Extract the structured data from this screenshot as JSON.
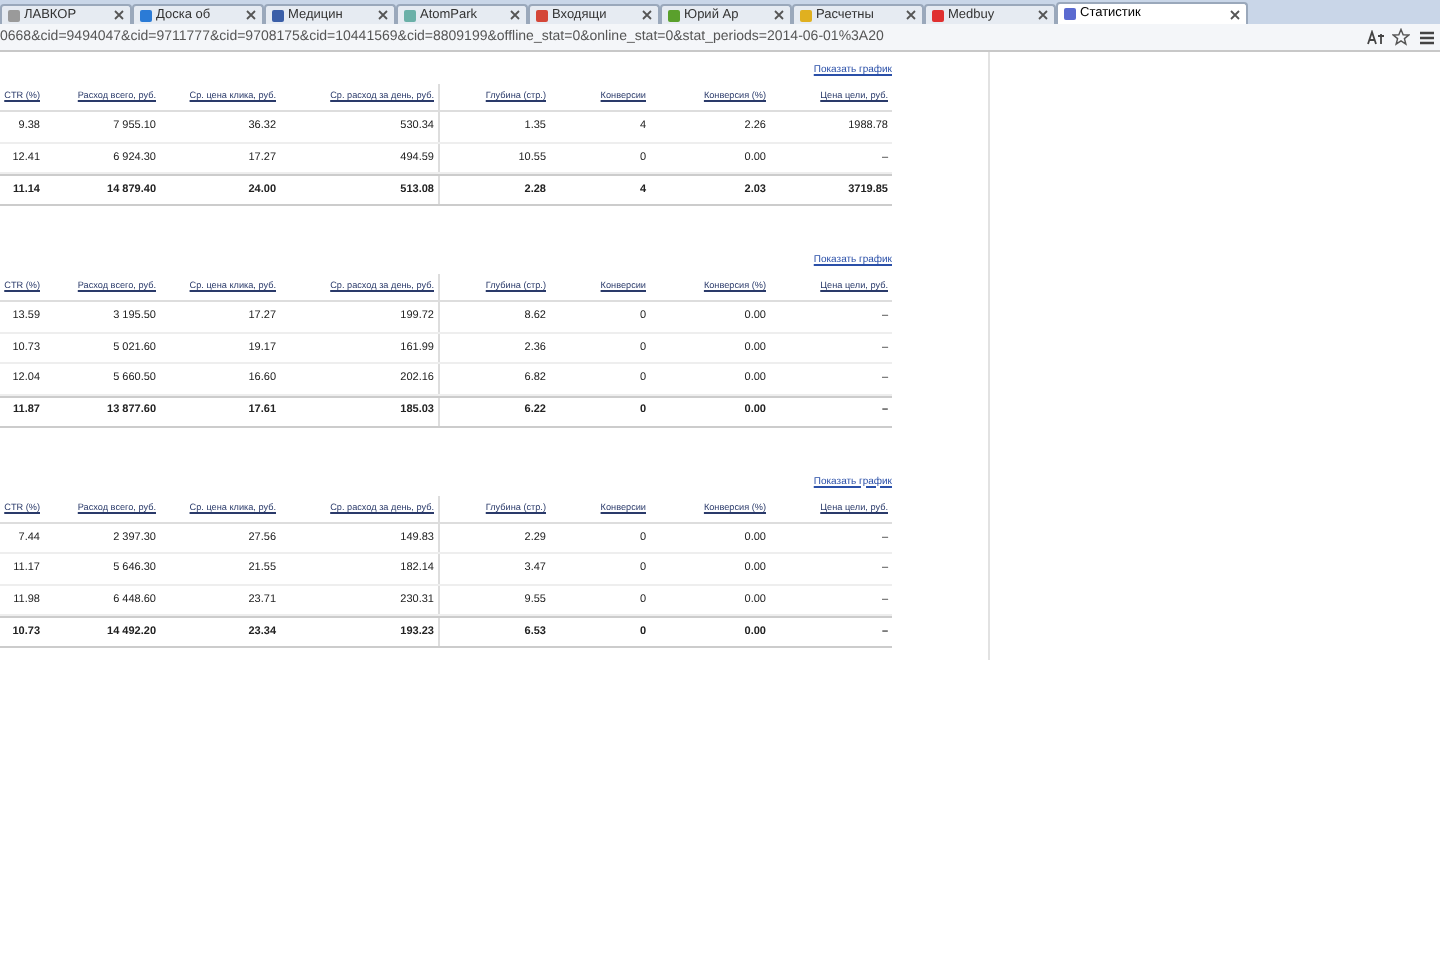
{
  "tabs": [
    {
      "label": "ЛАВКОР",
      "selected": false,
      "color": "#9a9a9a"
    },
    {
      "label": "Доска об",
      "selected": false,
      "color": "#2b7bd6"
    },
    {
      "label": "Медицин",
      "selected": false,
      "color": "#3b5fa8"
    },
    {
      "label": "AtomPark",
      "selected": false,
      "color": "#6bb0a8"
    },
    {
      "label": "Входящи",
      "selected": false,
      "color": "#d44638"
    },
    {
      "label": "Юрий Ар",
      "selected": false,
      "color": "#5aa02c"
    },
    {
      "label": "Расчетны",
      "selected": false,
      "color": "#e0b020"
    },
    {
      "label": "Medbuy",
      "selected": false,
      "color": "#e03030"
    },
    {
      "label": "Статистик",
      "selected": true,
      "color": "#5a6ad0"
    }
  ],
  "address_bar": {
    "value": "0668&cid=9494047&cid=9711777&cid=9708175&cid=10441569&cid=8809199&offline_stat=0&online_stat=0&stat_periods=2014-06-01%3A20"
  },
  "sections": [
    {
      "link": "Показать график",
      "columns": [
        "CTR (%)",
        "Расход всего, руб.",
        "Ср. цена клика, руб.",
        "Ср. расход за день, руб.",
        "Глубина (стр.)",
        "Конверсии",
        "Конверсия (%)",
        "Цена цели, руб."
      ],
      "rows": [
        [
          "9.38",
          "7 955.10",
          "36.32",
          "530.34",
          "1.35",
          "4",
          "2.26",
          "1988.78"
        ],
        [
          "12.41",
          "6 924.30",
          "17.27",
          "494.59",
          "10.55",
          "0",
          "0.00",
          "–"
        ]
      ],
      "total": [
        "11.14",
        "14 879.40",
        "24.00",
        "513.08",
        "2.28",
        "4",
        "2.03",
        "3719.85"
      ]
    },
    {
      "link": "Показать график",
      "columns": [
        "CTR (%)",
        "Расход всего, руб.",
        "Ср. цена клика, руб.",
        "Ср. расход за день, руб.",
        "Глубина (стр.)",
        "Конверсии",
        "Конверсия (%)",
        "Цена цели, руб."
      ],
      "rows": [
        [
          "13.59",
          "3 195.50",
          "17.27",
          "199.72",
          "8.62",
          "0",
          "0.00",
          "–"
        ],
        [
          "10.73",
          "5 021.60",
          "19.17",
          "161.99",
          "2.36",
          "0",
          "0.00",
          "–"
        ],
        [
          "12.04",
          "5 660.50",
          "16.60",
          "202.16",
          "6.82",
          "0",
          "0.00",
          "–"
        ]
      ],
      "total": [
        "11.87",
        "13 877.60",
        "17.61",
        "185.03",
        "6.22",
        "0",
        "0.00",
        "–"
      ]
    },
    {
      "link": "Показать график",
      "columns": [
        "CTR (%)",
        "Расход всего, руб.",
        "Ср. цена клика, руб.",
        "Ср. расход за день, руб.",
        "Глубина (стр.)",
        "Конверсии",
        "Конверсия (%)",
        "Цена цели, руб."
      ],
      "rows": [
        [
          "7.44",
          "2 397.30",
          "27.56",
          "149.83",
          "2.29",
          "0",
          "0.00",
          "–"
        ],
        [
          "11.17",
          "5 646.30",
          "21.55",
          "182.14",
          "3.47",
          "0",
          "0.00",
          "–"
        ],
        [
          "11.98",
          "6 448.60",
          "23.71",
          "230.31",
          "9.55",
          "0",
          "0.00",
          "–"
        ]
      ],
      "total": [
        "10.73",
        "14 492.20",
        "23.34",
        "193.23",
        "6.53",
        "0",
        "0.00",
        "–"
      ]
    }
  ]
}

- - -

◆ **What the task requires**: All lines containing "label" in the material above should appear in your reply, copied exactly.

◆ **Exercise solution**:
      "label": "ЛАВКОР",
      "label": "Доска об",
      "label": "Медицин",
      "label": "AtomPark",
      "label": "Входящи",
      "label": "Юрий Ар",
      "label": "Расчетны",
      "label": "Medbuy",
      "label": "Статистик",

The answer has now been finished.